** Entries shown follows **
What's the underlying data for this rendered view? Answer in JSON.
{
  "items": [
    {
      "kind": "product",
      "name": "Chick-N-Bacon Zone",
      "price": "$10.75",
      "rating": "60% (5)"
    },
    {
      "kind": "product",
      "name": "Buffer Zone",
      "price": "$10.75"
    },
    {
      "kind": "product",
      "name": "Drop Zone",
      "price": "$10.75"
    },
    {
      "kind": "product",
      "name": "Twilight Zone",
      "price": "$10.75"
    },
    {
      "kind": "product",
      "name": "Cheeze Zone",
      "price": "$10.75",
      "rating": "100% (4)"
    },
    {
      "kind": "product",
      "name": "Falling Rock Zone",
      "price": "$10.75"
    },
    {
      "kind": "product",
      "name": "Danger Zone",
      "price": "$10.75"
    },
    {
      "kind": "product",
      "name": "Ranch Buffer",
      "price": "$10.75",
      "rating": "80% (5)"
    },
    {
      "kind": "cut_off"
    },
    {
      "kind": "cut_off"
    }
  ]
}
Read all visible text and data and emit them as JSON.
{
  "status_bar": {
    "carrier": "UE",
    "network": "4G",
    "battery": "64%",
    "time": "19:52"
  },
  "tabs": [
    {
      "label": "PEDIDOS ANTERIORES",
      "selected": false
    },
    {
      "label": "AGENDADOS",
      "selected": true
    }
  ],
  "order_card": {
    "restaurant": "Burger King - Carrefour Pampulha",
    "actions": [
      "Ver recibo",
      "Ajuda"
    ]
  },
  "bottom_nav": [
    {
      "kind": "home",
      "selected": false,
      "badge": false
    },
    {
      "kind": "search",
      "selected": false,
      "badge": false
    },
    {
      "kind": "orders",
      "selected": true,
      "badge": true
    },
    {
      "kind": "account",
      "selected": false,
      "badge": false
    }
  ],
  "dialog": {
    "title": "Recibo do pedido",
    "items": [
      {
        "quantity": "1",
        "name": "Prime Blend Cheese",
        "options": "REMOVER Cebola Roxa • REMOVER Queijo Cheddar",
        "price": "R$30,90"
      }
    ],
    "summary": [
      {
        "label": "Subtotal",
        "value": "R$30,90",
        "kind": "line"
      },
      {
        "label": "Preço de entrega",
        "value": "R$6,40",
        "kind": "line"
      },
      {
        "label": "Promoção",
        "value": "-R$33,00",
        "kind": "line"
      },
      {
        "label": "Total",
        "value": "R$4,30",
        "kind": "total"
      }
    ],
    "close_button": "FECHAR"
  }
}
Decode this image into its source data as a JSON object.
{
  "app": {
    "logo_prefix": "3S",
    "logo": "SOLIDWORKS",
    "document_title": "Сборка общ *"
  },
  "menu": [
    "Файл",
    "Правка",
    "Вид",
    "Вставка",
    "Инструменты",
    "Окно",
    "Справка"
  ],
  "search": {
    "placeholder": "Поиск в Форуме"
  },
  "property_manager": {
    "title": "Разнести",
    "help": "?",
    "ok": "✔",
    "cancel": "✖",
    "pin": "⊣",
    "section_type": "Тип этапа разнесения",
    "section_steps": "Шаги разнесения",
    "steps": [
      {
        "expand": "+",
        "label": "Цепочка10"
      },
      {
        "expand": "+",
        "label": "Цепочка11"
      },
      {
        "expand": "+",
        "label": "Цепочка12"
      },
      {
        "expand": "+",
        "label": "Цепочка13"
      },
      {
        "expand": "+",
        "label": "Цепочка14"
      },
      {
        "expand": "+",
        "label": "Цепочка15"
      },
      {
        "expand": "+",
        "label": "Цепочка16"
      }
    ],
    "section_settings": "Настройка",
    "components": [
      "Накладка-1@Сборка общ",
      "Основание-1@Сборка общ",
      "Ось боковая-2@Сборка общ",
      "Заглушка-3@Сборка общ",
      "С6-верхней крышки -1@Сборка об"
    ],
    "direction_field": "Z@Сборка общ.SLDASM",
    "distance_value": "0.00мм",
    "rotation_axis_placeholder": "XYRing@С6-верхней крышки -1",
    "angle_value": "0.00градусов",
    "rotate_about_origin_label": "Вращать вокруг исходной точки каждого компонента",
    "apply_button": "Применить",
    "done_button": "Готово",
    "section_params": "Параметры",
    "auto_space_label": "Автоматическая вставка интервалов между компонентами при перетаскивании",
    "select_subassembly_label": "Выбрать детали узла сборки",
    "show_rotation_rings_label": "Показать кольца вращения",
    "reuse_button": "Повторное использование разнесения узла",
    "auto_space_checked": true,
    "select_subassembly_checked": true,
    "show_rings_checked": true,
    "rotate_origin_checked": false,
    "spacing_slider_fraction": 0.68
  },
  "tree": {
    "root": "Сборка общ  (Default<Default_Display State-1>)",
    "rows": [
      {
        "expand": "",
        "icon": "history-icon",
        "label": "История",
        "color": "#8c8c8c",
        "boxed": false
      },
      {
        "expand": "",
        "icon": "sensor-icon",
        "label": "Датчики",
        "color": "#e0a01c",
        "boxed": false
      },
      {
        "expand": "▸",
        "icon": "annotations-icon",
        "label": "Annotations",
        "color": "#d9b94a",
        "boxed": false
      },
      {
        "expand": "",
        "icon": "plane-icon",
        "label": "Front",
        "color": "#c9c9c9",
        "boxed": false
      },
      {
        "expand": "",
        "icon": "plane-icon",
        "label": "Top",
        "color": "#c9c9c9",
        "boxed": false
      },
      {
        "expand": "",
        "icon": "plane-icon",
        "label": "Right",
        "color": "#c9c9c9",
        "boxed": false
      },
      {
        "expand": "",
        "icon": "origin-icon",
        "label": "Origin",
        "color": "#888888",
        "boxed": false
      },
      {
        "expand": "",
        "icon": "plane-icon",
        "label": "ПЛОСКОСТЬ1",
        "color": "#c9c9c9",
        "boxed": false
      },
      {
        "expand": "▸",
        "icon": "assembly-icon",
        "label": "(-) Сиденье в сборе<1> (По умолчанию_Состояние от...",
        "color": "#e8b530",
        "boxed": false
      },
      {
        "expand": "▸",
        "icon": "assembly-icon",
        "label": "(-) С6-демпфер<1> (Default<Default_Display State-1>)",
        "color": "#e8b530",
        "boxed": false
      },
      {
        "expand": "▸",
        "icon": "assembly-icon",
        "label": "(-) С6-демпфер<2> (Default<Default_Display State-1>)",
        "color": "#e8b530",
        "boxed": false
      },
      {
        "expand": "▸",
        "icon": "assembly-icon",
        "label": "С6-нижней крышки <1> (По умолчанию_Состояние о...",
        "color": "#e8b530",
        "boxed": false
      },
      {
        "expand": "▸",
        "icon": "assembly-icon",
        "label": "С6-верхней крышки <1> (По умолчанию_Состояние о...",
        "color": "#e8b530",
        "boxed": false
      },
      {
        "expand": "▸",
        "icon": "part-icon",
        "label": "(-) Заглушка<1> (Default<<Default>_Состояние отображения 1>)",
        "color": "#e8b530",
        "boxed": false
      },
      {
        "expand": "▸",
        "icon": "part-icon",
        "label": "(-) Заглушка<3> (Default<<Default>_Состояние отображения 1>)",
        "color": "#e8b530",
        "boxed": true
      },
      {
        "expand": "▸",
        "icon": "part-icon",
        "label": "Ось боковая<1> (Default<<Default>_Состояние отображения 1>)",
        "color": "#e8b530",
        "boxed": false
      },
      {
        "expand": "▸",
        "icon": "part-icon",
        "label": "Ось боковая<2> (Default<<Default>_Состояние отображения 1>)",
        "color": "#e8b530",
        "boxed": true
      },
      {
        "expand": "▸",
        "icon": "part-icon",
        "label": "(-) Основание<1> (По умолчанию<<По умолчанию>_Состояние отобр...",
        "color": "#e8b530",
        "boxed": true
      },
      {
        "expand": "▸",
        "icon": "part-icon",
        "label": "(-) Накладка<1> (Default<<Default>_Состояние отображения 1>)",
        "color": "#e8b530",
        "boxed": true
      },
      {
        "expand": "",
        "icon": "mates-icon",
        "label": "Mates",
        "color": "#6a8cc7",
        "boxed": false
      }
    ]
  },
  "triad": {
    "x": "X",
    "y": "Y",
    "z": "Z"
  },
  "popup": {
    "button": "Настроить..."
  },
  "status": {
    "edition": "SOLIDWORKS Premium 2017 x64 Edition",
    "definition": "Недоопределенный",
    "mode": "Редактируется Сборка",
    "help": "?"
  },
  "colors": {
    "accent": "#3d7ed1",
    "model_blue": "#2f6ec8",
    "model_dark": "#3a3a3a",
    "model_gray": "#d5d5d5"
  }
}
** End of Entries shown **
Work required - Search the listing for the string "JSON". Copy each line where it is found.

Your response -
What's the underlying data for this rendered view? Answer in JSON.
Read all visible text and data and emit them as JSON.
Decode this image into its source data as a JSON object.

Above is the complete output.